Segment Start: Provided data

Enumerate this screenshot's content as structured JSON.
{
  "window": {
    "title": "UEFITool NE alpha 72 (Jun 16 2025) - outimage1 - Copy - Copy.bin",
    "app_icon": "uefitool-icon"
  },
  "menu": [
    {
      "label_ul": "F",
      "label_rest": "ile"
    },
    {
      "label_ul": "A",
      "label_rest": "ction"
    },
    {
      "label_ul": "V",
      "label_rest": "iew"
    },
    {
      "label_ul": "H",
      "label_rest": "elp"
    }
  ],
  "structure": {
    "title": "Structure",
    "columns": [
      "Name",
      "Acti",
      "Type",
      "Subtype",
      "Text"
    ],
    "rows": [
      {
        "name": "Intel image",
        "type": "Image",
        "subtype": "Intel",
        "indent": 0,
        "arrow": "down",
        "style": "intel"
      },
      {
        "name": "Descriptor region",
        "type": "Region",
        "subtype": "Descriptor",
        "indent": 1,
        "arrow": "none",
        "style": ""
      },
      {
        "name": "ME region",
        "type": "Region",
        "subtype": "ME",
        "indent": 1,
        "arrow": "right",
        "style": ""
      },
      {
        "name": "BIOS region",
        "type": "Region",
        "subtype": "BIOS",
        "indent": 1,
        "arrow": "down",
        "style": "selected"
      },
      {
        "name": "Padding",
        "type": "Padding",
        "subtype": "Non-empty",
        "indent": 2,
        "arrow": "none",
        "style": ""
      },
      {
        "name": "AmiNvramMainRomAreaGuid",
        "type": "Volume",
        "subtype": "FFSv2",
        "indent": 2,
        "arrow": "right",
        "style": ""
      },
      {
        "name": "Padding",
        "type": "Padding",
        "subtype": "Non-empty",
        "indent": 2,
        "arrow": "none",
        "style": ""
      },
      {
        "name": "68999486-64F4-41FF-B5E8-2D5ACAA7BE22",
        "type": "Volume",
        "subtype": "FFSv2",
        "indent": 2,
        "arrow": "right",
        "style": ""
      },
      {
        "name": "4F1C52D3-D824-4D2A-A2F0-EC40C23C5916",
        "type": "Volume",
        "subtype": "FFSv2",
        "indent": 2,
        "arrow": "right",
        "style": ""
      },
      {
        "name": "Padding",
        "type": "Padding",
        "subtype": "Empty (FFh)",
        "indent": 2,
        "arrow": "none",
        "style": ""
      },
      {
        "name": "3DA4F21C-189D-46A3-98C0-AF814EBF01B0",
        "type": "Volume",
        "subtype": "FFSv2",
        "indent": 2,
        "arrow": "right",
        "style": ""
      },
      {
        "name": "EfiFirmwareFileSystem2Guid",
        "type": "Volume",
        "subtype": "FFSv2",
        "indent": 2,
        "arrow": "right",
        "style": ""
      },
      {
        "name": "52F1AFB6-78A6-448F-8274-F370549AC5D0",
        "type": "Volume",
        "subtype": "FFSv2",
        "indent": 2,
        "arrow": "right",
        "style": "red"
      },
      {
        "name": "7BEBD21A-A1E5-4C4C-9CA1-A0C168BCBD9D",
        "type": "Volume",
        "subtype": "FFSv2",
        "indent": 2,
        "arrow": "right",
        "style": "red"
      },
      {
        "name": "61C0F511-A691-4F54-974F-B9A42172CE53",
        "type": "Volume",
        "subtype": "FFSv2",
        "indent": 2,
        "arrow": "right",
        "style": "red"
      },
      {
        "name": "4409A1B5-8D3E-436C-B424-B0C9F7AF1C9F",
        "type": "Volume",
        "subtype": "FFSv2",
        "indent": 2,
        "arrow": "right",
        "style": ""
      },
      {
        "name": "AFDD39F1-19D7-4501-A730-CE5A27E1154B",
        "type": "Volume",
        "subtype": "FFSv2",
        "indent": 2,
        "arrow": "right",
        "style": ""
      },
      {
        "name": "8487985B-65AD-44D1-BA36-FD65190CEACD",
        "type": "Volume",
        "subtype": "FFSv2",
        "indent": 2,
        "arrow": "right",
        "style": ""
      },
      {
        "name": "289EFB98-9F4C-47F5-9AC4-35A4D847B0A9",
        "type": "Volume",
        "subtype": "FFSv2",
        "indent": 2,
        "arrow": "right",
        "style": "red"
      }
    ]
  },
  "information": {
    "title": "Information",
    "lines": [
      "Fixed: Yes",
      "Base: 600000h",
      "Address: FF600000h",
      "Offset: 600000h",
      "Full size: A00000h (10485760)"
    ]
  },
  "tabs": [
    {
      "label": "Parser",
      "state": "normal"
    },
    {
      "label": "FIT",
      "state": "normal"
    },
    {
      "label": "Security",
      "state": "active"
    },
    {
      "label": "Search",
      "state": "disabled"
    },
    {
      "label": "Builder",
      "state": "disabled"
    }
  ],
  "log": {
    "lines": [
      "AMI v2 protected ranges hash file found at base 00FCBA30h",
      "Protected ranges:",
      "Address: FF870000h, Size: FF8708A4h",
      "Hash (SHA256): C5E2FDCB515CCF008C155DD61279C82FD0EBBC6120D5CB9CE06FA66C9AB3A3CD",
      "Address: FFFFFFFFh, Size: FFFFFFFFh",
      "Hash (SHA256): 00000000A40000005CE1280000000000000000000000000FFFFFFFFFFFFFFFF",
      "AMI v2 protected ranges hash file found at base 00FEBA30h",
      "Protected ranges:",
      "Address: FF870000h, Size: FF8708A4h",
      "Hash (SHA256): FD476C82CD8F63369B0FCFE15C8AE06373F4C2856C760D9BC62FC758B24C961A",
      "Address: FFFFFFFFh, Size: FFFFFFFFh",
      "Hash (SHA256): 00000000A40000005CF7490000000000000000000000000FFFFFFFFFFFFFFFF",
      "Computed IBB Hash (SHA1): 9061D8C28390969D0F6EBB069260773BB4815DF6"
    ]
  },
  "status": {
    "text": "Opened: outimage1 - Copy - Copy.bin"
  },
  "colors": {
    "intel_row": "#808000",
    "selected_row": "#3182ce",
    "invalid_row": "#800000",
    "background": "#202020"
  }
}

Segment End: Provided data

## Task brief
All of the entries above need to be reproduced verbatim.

## Solution for this task
Enumerate this screenshot's content as structured JSON.
{
  "window": {
    "title": "UEFITool NE alpha 72 (Jun 16 2025) - outimage1 - Copy - Copy.bin",
    "app_icon": "uefitool-icon"
  },
  "menu": [
    {
      "label_ul": "F",
      "label_rest": "ile"
    },
    {
      "label_ul": "A",
      "label_rest": "ction"
    },
    {
      "label_ul": "V",
      "label_rest": "iew"
    },
    {
      "label_ul": "H",
      "label_rest": "elp"
    }
  ],
  "structure": {
    "title": "Structure",
    "columns": [
      "Name",
      "Acti",
      "Type",
      "Subtype",
      "Text"
    ],
    "rows": [
      {
        "name": "Intel image",
        "type": "Image",
        "subtype": "Intel",
        "indent": 0,
        "arrow": "down",
        "style": "intel"
      },
      {
        "name": "Descriptor region",
        "type": "Region",
        "subtype": "Descriptor",
        "indent": 1,
        "arrow": "none",
        "style": ""
      },
      {
        "name": "ME region",
        "type": "Region",
        "subtype": "ME",
        "indent": 1,
        "arrow": "right",
        "style": ""
      },
      {
        "name": "BIOS region",
        "type": "Region",
        "subtype": "BIOS",
        "indent": 1,
        "arrow": "down",
        "style": "selected"
      },
      {
        "name": "Padding",
        "type": "Padding",
        "subtype": "Non-empty",
        "indent": 2,
        "arrow": "none",
        "style": ""
      },
      {
        "name": "AmiNvramMainRomAreaGuid",
        "type": "Volume",
        "subtype": "FFSv2",
        "indent": 2,
        "arrow": "right",
        "style": ""
      },
      {
        "name": "Padding",
        "type": "Padding",
        "subtype": "Non-empty",
        "indent": 2,
        "arrow": "none",
        "style": ""
      },
      {
        "name": "68999486-64F4-41FF-B5E8-2D5ACAA7BE22",
        "type": "Volume",
        "subtype": "FFSv2",
        "indent": 2,
        "arrow": "right",
        "style": ""
      },
      {
        "name": "4F1C52D3-D824-4D2A-A2F0-EC40C23C5916",
        "type": "Volume",
        "subtype": "FFSv2",
        "indent": 2,
        "arrow": "right",
        "style": ""
      },
      {
        "name": "Padding",
        "type": "Padding",
        "subtype": "Empty (FFh)",
        "indent": 2,
        "arrow": "none",
        "style": ""
      },
      {
        "name": "3DA4F21C-189D-46A3-98C0-AF814EBF01B0",
        "type": "Volume",
        "subtype": "FFSv2",
        "indent": 2,
        "arrow": "right",
        "style": ""
      },
      {
        "name": "EfiFirmwareFileSystem2Guid",
        "type": "Volume",
        "subtype": "FFSv2",
        "indent": 2,
        "arrow": "right",
        "style": ""
      },
      {
        "name": "52F1AFB6-78A6-448F-8274-F370549AC5D0",
        "type": "Volume",
        "subtype": "FFSv2",
        "indent": 2,
        "arrow": "right",
        "style": "red"
      },
      {
        "name": "7BEBD21A-A1E5-4C4C-9CA1-A0C168BCBD9D",
        "type": "Volume",
        "subtype": "FFSv2",
        "indent": 2,
        "arrow": "right",
        "style": "red"
      },
      {
        "name": "61C0F511-A691-4F54-974F-B9A42172CE53",
        "type": "Volume",
        "subtype": "FFSv2",
        "indent": 2,
        "arrow": "right",
        "style": "red"
      },
      {
        "name": "4409A1B5-8D3E-436C-B424-B0C9F7AF1C9F",
        "type": "Volume",
        "subtype": "FFSv2",
        "indent": 2,
        "arrow": "right",
        "style": ""
      },
      {
        "name": "AFDD39F1-19D7-4501-A730-CE5A27E1154B",
        "type": "Volume",
        "subtype": "FFSv2",
        "indent": 2,
        "arrow": "right",
        "style": ""
      },
      {
        "name": "8487985B-65AD-44D1-BA36-FD65190CEACD",
        "type": "Volume",
        "subtype": "FFSv2",
        "indent": 2,
        "arrow": "right",
        "style": ""
      },
      {
        "name": "289EFB98-9F4C-47F5-9AC4-35A4D847B0A9",
        "type": "Volume",
        "subtype": "FFSv2",
        "indent": 2,
        "arrow": "right",
        "style": "red"
      }
    ]
  },
  "information": {
    "title": "Information",
    "lines": [
      "Fixed: Yes",
      "Base: 600000h",
      "Address: FF600000h",
      "Offset: 600000h",
      "Full size: A00000h (10485760)"
    ]
  },
  "tabs": [
    {
      "label": "Parser",
      "state": "normal"
    },
    {
      "label": "FIT",
      "state": "normal"
    },
    {
      "label": "Security",
      "state": "active"
    },
    {
      "label": "Search",
      "state": "disabled"
    },
    {
      "label": "Builder",
      "state": "disabled"
    }
  ],
  "log": {
    "lines": [
      "AMI v2 protected ranges hash file found at base 00FCBA30h",
      "Protected ranges:",
      "Address: FF870000h, Size: FF8708A4h",
      "Hash (SHA256): C5E2FDCB515CCF008C155DD61279C82FD0EBBC6120D5CB9CE06FA66C9AB3A3CD",
      "Address: FFFFFFFFh, Size: FFFFFFFFh",
      "Hash (SHA256): 00000000A40000005CE1280000000000000000000000000FFFFFFFFFFFFFFFF",
      "AMI v2 protected ranges hash file found at base 00FEBA30h",
      "Protected ranges:",
      "Address: FF870000h, Size: FF8708A4h",
      "Hash (SHA256): FD476C82CD8F63369B0FCFE15C8AE06373F4C2856C760D9BC62FC758B24C961A",
      "Address: FFFFFFFFh, Size: FFFFFFFFh",
      "Hash (SHA256): 00000000A40000005CF7490000000000000000000000000FFFFFFFFFFFFFFFF",
      "Computed IBB Hash (SHA1): 9061D8C28390969D0F6EBB069260773BB4815DF6"
    ]
  },
  "status": {
    "text": "Opened: outimage1 - Copy - Copy.bin"
  },
  "colors": {
    "intel_row": "#808000",
    "selected_row": "#3182ce",
    "invalid_row": "#800000",
    "background": "#202020"
  }
}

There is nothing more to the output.